During the album's early stages of recording, Omar Rodriguez-Lopez (guitar) purchased a ouija board from a Jerusalem curio shop as a gift for fellow bandmate Cedric Bixler- Zavala (vocals). It eventually became a pastime ritual for the members and a ghastly presence (touted 'Goliath') from the board came about and deranged their material to the point of driving their sound engineer to the brink of a mental breakdown, crippled their lead singer, and pretty much caused a hell of a maelstrom. Rodriguez-Lopez finally broke and buried the board and continued on with the production of this album with a new resolve fresh from the band's otherworldly experience.
The result: Omar-Rodriguez et al unleashes a sheer force of pure cyclonic energy in their fourth studio album. Definitely a sound to be reckoned with. Interspersed with Bixler-Zavala's penetrating screeching vocal belts are Rodriguez-Lopez's complex guitar signatures that are not to be outdone by their new drummer's, Thomas Pridgen, lightning speed drum solos and precise beat progressions. Pridgen's addition to the team has proven to be a good choice. His youthful energy gives this album it's X-factor. John Frusciante (guitarist of Red Hot Chili Peppers) lends his distorted shreds in some songs such as "Wax Simulacra", since TMV toured with the Peppers in 2006.

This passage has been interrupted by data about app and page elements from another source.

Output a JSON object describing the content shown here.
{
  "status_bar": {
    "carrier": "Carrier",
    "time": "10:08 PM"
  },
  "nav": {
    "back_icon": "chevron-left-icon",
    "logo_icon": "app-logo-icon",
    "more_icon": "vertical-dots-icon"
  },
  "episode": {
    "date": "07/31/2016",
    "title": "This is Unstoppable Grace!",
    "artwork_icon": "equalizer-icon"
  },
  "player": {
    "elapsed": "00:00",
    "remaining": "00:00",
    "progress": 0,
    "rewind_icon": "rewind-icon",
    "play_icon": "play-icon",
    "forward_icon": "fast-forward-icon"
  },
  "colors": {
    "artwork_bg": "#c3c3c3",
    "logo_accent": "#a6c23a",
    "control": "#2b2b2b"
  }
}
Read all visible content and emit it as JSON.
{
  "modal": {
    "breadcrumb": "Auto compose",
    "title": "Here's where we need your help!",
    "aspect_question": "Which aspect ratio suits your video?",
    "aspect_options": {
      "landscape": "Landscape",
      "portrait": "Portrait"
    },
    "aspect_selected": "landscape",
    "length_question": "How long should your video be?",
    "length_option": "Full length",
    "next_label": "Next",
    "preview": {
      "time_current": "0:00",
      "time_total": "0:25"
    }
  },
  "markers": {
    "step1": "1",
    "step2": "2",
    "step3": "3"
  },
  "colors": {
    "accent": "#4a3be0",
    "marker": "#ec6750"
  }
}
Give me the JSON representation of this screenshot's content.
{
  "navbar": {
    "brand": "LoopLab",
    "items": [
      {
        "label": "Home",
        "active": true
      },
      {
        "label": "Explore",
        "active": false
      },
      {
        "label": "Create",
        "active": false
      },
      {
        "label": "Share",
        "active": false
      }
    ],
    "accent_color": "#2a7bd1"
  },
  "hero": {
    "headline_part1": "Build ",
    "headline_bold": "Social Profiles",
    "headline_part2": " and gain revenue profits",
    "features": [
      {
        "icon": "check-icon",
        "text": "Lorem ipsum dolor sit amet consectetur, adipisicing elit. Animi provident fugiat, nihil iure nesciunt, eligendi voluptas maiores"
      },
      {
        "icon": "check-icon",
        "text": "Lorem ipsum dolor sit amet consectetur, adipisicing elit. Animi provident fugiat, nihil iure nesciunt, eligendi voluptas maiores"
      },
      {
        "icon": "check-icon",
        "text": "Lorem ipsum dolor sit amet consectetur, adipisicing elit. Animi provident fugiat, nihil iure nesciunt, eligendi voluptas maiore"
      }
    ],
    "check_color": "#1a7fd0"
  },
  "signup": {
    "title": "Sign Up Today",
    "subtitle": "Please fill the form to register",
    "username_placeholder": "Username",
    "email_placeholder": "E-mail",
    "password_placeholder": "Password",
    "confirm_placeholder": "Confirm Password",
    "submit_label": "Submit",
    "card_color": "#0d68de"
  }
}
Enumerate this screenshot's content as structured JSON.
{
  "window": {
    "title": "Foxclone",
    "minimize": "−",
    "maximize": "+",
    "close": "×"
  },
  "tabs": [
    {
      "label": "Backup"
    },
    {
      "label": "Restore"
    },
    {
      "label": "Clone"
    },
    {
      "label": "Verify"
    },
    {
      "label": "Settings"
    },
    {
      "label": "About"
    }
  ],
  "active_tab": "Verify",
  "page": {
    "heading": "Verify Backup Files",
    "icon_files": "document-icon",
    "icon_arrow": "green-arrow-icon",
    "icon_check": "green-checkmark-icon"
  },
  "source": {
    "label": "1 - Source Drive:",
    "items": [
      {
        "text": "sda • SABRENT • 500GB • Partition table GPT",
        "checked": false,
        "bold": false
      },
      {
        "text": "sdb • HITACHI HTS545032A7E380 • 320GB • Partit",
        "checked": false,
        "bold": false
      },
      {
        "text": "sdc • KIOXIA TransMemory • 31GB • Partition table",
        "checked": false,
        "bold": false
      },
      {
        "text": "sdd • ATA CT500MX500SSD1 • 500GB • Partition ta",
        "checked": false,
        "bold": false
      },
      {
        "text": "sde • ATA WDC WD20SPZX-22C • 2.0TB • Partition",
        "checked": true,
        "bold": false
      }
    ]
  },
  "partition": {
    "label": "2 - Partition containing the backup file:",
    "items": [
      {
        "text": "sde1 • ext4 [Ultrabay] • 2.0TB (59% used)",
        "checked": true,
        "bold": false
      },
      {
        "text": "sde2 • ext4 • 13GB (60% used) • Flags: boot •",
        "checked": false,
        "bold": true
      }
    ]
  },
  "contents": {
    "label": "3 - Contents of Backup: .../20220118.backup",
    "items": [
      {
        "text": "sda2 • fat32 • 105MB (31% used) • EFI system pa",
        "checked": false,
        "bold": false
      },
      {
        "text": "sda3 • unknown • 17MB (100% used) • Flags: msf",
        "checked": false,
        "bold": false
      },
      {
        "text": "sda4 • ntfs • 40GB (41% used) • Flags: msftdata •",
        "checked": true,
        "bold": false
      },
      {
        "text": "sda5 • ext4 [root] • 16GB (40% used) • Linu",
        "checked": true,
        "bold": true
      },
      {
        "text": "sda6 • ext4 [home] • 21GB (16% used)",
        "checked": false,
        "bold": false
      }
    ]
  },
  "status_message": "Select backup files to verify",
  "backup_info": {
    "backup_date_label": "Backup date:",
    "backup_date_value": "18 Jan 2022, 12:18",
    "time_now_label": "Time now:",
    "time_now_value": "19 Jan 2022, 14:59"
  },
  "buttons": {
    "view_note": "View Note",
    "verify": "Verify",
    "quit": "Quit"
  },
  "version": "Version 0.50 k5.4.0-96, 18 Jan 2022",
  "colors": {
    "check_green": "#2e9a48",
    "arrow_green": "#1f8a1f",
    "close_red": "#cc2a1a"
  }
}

Along with further experimentation on jazz, Latin influences, ambient, sonic and distorted noises, this is TMV's heaviest and most powerful record to date. In "Ilyena", Bixler-Zavala wails, "Let me in, in, in..." all while a dark distortion fills the air, a mirror of their ominous precursor to their encounter with the otherwordly spectre, which is the basis for the album's name. They have one song also called "Goliath" which rings with a technicality that is absolutely cerebral. Bixler-Zavala filters his voice into a audio manipulation machine, making him sound like a cyborg clone of himself. In "Oroborous", Pridgen expertly lays paradiddle techniques while the rest of the band follow effortlessly. "Wax Simulacra", their single that won them Best Hard Rock Performance at the Grammy's, boasts mind-blowing progression shifts with a whirlwind drum solo by Pridgen accompanied by a saxophone, playing catch up, to cap off the dramatic finish.
This is one of their longer albums (clocking in at almost 73 minutes) made up of 12 songs with an average of 5-6 minutes as opposed to past albums which have had 11, 16 and even a 42 minute song wandering about in so many free-flying dissonant noises. "Bedlam In Goliath" is definitely much louder, with a mixture of so many different sounds clashing and then interweaving with one another. Omar-Rodriguez and Bixler-Zaval masterfully produced this prog-rock tapestry. They've incorporated ethereal sounds and even recordings of a busy Jerusalem street, a setting based on their experiences with the ouija board, and it all comes out inscrutable, ghastly but poignant. Think Funk-Thrash Metal bursting at 200 kilometers per hour.
They may have just kicked themselves degrees up higher in the bizarre-o-meter, but you simply have to admit that The Mars Volta makes pretty damn good music